> [Task to carry out] Could every line below be written out exactly as it appears?
──────── Exercise material ────────
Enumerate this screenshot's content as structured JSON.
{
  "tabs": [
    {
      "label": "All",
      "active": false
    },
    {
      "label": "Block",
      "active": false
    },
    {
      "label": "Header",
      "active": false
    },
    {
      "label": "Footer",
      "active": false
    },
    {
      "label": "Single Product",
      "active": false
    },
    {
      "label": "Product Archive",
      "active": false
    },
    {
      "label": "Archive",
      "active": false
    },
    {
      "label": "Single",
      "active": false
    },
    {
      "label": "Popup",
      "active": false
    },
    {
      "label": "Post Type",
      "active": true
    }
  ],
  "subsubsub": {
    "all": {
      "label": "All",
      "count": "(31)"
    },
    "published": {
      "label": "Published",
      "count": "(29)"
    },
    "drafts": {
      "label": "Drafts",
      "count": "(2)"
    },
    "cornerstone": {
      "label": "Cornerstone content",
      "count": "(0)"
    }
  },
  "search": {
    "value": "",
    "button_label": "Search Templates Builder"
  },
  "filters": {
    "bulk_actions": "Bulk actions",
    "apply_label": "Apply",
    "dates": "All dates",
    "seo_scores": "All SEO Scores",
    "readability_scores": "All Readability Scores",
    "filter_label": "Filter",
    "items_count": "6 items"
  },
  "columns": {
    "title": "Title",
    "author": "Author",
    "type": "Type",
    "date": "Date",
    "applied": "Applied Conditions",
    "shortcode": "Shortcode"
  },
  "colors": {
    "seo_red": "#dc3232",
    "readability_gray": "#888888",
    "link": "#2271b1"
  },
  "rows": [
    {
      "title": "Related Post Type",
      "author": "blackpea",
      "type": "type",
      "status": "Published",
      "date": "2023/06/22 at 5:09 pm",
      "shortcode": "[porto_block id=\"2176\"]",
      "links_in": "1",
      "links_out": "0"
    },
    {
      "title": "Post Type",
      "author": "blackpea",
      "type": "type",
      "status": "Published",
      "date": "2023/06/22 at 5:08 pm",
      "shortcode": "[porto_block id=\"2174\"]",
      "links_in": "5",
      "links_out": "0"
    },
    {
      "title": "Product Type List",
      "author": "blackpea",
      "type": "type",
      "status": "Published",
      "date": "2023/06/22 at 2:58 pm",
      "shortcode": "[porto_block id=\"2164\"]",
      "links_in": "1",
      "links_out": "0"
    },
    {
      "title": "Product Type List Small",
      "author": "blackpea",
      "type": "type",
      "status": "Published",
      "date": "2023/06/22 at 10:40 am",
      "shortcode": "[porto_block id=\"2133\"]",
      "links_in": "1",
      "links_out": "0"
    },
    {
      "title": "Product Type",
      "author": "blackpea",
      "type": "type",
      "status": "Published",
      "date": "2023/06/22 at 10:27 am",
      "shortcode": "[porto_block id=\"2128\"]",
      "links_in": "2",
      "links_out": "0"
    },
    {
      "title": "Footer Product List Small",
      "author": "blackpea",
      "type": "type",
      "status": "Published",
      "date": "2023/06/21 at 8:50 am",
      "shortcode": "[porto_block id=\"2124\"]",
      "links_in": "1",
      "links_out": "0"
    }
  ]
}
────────
> [Solution for this task]
Enumerate this screenshot's content as structured JSON.
{
  "tabs": [
    {
      "label": "All",
      "active": false
    },
    {
      "label": "Block",
      "active": false
    },
    {
      "label": "Header",
      "active": false
    },
    {
      "label": "Footer",
      "active": false
    },
    {
      "label": "Single Product",
      "active": false
    },
    {
      "label": "Product Archive",
      "active": false
    },
    {
      "label": "Archive",
      "active": false
    },
    {
      "label": "Single",
      "active": false
    },
    {
      "label": "Popup",
      "active": false
    },
    {
      "label": "Post Type",
      "active": true
    }
  ],
  "subsubsub": {
    "all": {
      "label": "All",
      "count": "(31)"
    },
    "published": {
      "label": "Published",
      "count": "(29)"
    },
    "drafts": {
      "label": "Drafts",
      "count": "(2)"
    },
    "cornerstone": {
      "label": "Cornerstone content",
      "count": "(0)"
    }
  },
  "search": {
    "value": "",
    "button_label": "Search Templates Builder"
  },
  "filters": {
    "bulk_actions": "Bulk actions",
    "apply_label": "Apply",
    "dates": "All dates",
    "seo_scores": "All SEO Scores",
    "readability_scores": "All Readability Scores",
    "filter_label": "Filter",
    "items_count": "6 items"
  },
  "columns": {
    "title": "Title",
    "author": "Author",
    "type": "Type",
    "date": "Date",
    "applied": "Applied Conditions",
    "shortcode": "Shortcode"
  },
  "colors": {
    "seo_red": "#dc3232",
    "readability_gray": "#888888",
    "link": "#2271b1"
  },
  "rows": [
    {
      "title": "Related Post Type",
      "author": "blackpea",
      "type": "type",
      "status": "Published",
      "date": "2023/06/22 at 5:09 pm",
      "shortcode": "[porto_block id=\"2176\"]",
      "links_in": "1",
      "links_out": "0"
    },
    {
      "title": "Post Type",
      "author": "blackpea",
      "type": "type",
      "status": "Published",
      "date": "2023/06/22 at 5:08 pm",
      "shortcode": "[porto_block id=\"2174\"]",
      "links_in": "5",
      "links_out": "0"
    },
    {
      "title": "Product Type List",
      "author": "blackpea",
      "type": "type",
      "status": "Published",
      "date": "2023/06/22 at 2:58 pm",
      "shortcode": "[porto_block id=\"2164\"]",
      "links_in": "1",
      "links_out": "0"
    },
    {
      "title": "Product Type List Small",
      "author": "blackpea",
      "type": "type",
      "status": "Published",
      "date": "2023/06/22 at 10:40 am",
      "shortcode": "[porto_block id=\"2133\"]",
      "links_in": "1",
      "links_out": "0"
    },
    {
      "title": "Product Type",
      "author": "blackpea",
      "type": "type",
      "status": "Published",
      "date": "2023/06/22 at 10:27 am",
      "shortcode": "[porto_block id=\"2128\"]",
      "links_in": "2",
      "links_out": "0"
    },
    {
      "title": "Footer Product List Small",
      "author": "blackpea",
      "type": "type",
      "status": "Published",
      "date": "2023/06/21 at 8:50 am",
      "shortcode": "[porto_block id=\"2124\"]",
      "links_in": "1",
      "links_out": "0"
    }
  ]
}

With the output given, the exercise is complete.